== WORK REQUEST ==
Pull every line that includes the word "screenshot" from the data.

== EXERCISE MATERIALS ==
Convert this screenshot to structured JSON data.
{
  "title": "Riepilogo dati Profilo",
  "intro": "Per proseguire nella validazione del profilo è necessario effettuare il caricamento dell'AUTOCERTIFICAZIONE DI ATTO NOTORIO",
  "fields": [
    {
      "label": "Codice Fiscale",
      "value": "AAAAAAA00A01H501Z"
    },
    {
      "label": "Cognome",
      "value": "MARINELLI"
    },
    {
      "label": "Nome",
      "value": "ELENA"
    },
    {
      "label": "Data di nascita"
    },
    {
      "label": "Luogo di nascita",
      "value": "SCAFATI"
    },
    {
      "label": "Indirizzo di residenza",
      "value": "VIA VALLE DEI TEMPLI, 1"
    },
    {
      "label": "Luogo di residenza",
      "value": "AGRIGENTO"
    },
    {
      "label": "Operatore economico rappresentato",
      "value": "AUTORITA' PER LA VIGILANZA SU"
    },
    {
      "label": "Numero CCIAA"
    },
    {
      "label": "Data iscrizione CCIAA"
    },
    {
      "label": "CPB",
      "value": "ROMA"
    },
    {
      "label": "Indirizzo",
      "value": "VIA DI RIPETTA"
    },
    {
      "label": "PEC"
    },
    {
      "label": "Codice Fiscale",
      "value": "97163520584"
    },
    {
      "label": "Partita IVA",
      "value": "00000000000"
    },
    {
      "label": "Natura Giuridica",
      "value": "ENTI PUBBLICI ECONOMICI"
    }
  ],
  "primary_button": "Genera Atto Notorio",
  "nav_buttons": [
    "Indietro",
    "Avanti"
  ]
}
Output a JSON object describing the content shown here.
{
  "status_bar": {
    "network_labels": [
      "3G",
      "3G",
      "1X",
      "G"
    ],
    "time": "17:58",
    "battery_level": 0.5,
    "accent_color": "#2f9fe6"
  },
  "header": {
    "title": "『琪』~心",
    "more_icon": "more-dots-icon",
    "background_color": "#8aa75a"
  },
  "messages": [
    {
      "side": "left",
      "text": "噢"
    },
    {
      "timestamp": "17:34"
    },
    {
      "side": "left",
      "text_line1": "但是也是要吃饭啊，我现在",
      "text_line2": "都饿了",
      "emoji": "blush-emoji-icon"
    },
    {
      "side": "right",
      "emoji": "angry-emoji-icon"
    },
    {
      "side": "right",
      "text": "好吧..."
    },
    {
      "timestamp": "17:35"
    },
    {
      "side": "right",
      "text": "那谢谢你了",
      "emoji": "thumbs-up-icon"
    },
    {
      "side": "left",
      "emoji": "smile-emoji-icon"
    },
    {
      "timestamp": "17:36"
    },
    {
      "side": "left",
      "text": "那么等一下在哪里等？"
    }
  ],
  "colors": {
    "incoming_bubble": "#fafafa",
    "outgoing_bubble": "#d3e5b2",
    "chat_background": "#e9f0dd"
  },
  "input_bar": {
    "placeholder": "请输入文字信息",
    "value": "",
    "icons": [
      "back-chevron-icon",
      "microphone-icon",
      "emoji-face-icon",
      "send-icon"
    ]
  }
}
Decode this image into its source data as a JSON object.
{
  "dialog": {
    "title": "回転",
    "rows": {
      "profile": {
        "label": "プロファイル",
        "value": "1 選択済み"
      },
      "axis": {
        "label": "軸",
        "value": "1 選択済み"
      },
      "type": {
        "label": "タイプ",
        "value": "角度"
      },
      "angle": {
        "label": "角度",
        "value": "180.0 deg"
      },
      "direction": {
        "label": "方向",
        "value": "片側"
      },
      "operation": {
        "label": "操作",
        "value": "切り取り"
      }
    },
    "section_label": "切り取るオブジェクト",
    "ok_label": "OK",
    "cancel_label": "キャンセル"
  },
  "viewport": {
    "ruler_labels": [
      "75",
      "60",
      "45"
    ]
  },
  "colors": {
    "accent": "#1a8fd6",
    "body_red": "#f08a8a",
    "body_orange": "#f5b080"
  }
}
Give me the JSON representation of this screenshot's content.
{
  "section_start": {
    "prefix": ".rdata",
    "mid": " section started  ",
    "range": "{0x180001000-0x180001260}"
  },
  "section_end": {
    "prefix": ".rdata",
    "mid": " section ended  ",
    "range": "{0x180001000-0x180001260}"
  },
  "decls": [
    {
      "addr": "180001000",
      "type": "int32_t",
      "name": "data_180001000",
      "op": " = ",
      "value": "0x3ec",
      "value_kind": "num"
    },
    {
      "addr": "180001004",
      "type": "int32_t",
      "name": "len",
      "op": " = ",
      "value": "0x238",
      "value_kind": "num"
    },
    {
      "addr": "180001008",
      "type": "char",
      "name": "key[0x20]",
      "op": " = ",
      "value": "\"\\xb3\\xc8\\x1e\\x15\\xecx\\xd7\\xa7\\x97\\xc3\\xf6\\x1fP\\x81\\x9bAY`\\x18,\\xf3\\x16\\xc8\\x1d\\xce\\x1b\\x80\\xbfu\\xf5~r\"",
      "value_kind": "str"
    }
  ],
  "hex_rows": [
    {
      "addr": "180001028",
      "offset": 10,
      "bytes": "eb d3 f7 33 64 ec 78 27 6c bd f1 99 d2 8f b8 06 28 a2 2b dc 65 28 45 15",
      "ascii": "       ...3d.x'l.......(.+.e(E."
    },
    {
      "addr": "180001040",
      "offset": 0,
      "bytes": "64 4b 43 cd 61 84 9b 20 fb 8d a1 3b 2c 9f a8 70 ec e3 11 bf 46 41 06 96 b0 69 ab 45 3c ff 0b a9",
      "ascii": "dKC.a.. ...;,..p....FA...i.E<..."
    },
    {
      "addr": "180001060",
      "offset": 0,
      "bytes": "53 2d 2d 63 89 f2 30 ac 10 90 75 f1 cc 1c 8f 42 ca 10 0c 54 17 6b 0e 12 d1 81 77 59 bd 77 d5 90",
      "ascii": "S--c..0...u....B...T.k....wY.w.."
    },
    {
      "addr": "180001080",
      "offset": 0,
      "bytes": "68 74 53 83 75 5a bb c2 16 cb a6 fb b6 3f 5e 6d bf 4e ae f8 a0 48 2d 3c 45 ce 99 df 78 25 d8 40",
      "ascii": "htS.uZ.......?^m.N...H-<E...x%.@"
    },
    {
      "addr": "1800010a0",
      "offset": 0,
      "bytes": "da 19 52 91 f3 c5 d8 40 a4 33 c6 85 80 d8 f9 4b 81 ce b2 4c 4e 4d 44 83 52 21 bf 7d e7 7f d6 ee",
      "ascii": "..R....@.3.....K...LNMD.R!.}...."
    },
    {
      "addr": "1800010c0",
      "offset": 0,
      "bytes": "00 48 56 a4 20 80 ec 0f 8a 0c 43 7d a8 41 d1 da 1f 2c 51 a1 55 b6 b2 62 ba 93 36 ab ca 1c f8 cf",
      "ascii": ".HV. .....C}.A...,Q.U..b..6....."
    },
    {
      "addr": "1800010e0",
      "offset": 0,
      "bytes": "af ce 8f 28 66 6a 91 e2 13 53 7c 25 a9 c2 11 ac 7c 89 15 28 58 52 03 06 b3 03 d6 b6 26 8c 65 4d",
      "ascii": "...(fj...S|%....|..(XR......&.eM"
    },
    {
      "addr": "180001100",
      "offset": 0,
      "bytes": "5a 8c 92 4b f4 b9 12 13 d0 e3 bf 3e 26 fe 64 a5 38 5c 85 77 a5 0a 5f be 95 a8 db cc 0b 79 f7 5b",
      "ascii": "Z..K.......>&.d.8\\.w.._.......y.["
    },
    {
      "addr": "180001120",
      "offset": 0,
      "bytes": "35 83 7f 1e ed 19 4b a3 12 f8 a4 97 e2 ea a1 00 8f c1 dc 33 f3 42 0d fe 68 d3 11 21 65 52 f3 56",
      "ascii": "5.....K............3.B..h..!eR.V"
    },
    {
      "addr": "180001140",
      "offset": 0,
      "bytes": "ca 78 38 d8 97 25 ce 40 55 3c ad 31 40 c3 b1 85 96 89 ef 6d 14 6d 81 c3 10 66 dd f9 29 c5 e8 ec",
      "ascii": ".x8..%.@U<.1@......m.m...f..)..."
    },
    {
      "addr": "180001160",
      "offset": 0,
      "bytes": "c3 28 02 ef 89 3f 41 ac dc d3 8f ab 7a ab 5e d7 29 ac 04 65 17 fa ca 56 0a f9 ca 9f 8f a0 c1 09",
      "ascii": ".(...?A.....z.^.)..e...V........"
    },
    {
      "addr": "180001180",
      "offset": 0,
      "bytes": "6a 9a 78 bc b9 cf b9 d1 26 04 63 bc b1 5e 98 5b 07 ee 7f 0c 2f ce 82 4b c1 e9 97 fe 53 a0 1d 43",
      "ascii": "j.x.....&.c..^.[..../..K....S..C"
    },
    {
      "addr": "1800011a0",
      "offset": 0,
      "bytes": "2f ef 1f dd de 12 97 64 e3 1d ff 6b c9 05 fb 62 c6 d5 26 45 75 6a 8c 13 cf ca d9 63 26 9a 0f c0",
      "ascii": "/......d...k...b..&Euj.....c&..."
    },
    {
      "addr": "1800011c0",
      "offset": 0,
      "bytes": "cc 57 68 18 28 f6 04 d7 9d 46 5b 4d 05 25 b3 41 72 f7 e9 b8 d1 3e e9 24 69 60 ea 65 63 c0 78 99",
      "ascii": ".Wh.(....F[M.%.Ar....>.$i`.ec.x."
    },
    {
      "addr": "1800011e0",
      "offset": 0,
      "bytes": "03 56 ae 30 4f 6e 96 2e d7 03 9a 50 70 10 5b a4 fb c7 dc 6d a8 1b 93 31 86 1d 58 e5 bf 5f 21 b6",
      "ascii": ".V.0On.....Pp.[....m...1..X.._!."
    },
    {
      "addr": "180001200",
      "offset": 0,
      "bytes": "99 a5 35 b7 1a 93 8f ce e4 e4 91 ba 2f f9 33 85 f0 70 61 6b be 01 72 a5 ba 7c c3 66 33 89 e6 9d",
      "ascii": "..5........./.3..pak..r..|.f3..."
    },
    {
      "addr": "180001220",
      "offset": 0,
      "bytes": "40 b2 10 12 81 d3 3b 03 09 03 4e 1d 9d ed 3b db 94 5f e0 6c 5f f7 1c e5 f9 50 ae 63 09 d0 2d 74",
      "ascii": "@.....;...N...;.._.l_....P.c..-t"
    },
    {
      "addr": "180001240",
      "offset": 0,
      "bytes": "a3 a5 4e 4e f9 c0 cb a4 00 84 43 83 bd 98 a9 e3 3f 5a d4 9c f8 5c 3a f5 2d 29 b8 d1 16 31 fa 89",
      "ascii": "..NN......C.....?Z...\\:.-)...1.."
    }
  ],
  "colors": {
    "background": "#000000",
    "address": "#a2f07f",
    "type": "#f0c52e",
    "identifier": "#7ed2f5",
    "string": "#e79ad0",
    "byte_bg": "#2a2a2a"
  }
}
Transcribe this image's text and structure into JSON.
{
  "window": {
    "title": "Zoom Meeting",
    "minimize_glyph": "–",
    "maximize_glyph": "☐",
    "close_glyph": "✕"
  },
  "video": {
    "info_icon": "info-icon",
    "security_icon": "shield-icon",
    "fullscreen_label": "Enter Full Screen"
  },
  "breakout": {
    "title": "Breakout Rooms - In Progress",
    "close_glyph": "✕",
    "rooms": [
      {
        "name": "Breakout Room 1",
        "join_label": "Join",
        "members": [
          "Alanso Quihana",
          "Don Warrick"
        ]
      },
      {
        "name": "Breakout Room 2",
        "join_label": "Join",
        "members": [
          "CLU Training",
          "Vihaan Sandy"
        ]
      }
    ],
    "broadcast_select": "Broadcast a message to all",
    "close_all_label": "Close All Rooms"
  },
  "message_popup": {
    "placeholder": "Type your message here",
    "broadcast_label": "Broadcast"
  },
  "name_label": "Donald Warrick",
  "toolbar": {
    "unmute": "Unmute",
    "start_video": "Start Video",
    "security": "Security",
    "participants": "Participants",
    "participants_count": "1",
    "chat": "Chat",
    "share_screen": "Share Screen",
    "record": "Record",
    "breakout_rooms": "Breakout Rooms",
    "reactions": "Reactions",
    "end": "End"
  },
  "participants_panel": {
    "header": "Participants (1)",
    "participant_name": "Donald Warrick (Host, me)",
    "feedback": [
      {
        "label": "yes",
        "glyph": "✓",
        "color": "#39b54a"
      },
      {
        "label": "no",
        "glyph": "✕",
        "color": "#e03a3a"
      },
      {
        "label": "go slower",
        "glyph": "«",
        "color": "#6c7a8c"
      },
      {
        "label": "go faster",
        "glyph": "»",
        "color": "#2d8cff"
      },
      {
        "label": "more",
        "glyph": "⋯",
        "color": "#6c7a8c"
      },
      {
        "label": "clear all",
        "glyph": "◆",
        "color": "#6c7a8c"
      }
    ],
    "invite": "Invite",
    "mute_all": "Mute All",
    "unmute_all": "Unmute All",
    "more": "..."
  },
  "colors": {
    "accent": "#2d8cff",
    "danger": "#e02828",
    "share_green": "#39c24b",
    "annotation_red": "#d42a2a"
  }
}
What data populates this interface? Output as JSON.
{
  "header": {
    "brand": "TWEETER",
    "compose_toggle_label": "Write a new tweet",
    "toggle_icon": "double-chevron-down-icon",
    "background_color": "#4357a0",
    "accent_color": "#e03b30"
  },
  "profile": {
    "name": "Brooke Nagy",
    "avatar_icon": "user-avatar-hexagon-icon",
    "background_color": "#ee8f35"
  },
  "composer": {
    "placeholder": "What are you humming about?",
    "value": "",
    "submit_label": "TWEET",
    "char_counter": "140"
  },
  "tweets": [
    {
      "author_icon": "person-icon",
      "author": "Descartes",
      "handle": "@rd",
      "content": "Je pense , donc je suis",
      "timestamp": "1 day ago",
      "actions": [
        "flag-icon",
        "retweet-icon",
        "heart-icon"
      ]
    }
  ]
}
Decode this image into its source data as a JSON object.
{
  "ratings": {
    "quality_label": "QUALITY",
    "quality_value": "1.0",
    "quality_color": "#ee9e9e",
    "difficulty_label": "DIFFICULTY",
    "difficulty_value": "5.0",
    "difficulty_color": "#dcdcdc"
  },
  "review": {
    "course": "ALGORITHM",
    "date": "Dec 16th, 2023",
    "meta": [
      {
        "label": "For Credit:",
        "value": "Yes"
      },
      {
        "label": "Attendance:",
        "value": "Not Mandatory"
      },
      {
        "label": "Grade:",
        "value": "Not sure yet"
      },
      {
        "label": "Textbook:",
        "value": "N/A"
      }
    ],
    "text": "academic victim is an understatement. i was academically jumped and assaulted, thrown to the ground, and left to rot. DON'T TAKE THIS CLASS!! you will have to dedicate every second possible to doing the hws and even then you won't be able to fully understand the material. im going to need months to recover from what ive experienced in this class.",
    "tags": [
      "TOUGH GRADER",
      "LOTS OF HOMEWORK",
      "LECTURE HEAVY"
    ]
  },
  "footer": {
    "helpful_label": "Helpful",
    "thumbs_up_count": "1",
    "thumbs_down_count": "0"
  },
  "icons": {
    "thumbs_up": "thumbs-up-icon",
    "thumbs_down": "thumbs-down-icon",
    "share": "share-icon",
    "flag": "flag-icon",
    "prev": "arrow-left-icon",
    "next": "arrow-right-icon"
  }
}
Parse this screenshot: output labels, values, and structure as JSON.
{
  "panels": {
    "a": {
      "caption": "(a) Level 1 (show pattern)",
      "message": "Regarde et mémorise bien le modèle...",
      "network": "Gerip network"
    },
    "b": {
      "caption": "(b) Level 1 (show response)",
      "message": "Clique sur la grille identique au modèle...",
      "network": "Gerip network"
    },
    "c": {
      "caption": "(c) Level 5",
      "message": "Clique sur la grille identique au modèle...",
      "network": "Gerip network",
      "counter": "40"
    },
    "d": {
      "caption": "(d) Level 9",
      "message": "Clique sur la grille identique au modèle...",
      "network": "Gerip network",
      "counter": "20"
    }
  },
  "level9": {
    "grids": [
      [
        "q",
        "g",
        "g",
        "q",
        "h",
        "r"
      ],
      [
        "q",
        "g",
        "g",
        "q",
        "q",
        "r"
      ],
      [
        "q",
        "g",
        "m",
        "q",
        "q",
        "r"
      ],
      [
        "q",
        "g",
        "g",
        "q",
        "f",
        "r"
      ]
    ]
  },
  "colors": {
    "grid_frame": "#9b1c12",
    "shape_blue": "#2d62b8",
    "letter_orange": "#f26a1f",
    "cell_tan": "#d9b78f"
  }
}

== WRITTEN REPLY ==
Convert this screenshot to structured JSON data.
Give me the JSON representation of this screenshot's content.
Parse this screenshot: output labels, values, and structure as JSON.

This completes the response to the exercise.